═════ Materials provided ═════

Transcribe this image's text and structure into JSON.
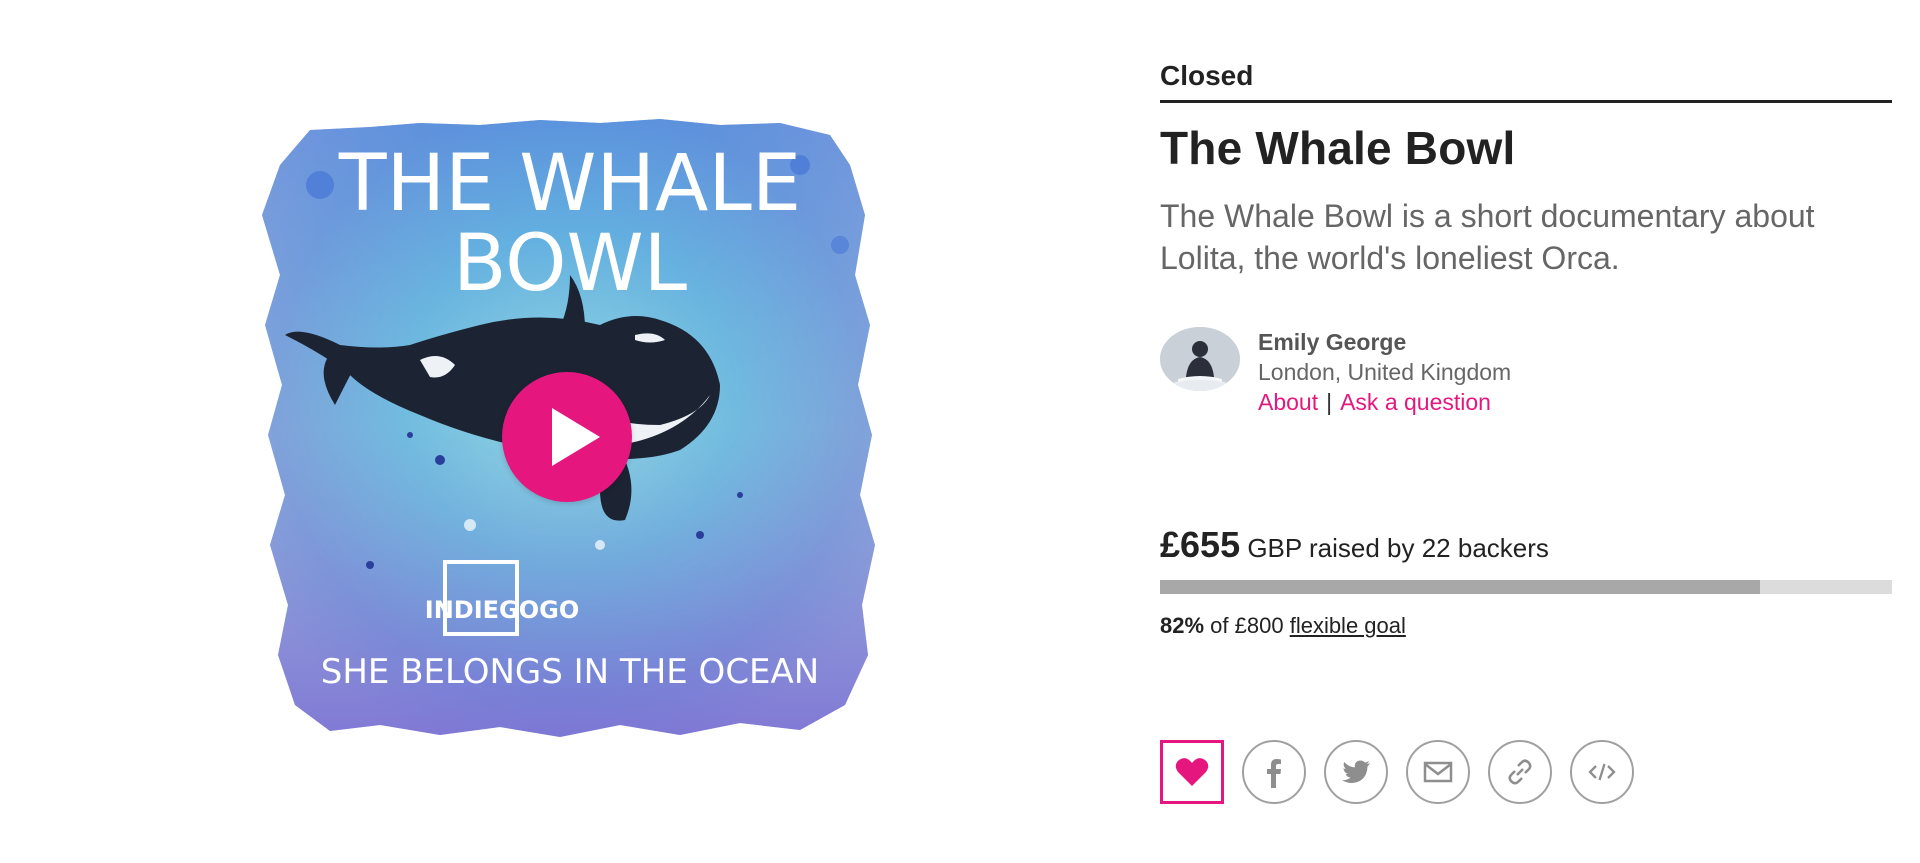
{
  "campaign": {
    "status": "Closed",
    "title": "The Whale Bowl",
    "tagline": "The Whale Bowl is a short documentary about Lolita, the world's loneliest Orca."
  },
  "media": {
    "poster_title_line1": "THE WHALE",
    "poster_title_line2": "BOWL",
    "poster_brand": "INDIEGOGO",
    "poster_caption": "SHE BELONGS IN THE OCEAN",
    "play_icon": "play-icon"
  },
  "owner": {
    "name": "Emily George",
    "location": "London, United Kingdom",
    "about_label": "About",
    "separator": "|",
    "ask_label": "Ask a question"
  },
  "funding": {
    "amount": "£655",
    "raised_text": "GBP raised by 22 backers",
    "percent": "82%",
    "percent_value": 82,
    "goal_text": "of £800",
    "goal_type": "flexible goal"
  },
  "share": {
    "icons": [
      "heart-icon",
      "facebook-icon",
      "twitter-icon",
      "email-icon",
      "link-icon",
      "embed-icon"
    ]
  },
  "colors": {
    "accent": "#e5177f",
    "bar_fill": "#a8a8a8",
    "bar_track": "#dcdcdc"
  }
}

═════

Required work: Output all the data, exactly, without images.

Task output:
Transcribe this image's text and structure into JSON.
{
  "campaign": {
    "status": "Closed",
    "title": "The Whale Bowl",
    "tagline": "The Whale Bowl is a short documentary about Lolita, the world's loneliest Orca."
  },
  "media": {
    "poster_title_line1": "THE WHALE",
    "poster_title_line2": "BOWL",
    "poster_brand": "INDIEGOGO",
    "poster_caption": "SHE BELONGS IN THE OCEAN",
    "play_icon": "play-icon"
  },
  "owner": {
    "name": "Emily George",
    "location": "London, United Kingdom",
    "about_label": "About",
    "separator": "|",
    "ask_label": "Ask a question"
  },
  "funding": {
    "amount": "£655",
    "raised_text": "GBP raised by 22 backers",
    "percent": "82%",
    "percent_value": 82,
    "goal_text": "of £800",
    "goal_type": "flexible goal"
  },
  "share": {
    "icons": [
      "heart-icon",
      "facebook-icon",
      "twitter-icon",
      "email-icon",
      "link-icon",
      "embed-icon"
    ]
  },
  "colors": {
    "accent": "#e5177f",
    "bar_fill": "#a8a8a8",
    "bar_track": "#dcdcdc"
  }
}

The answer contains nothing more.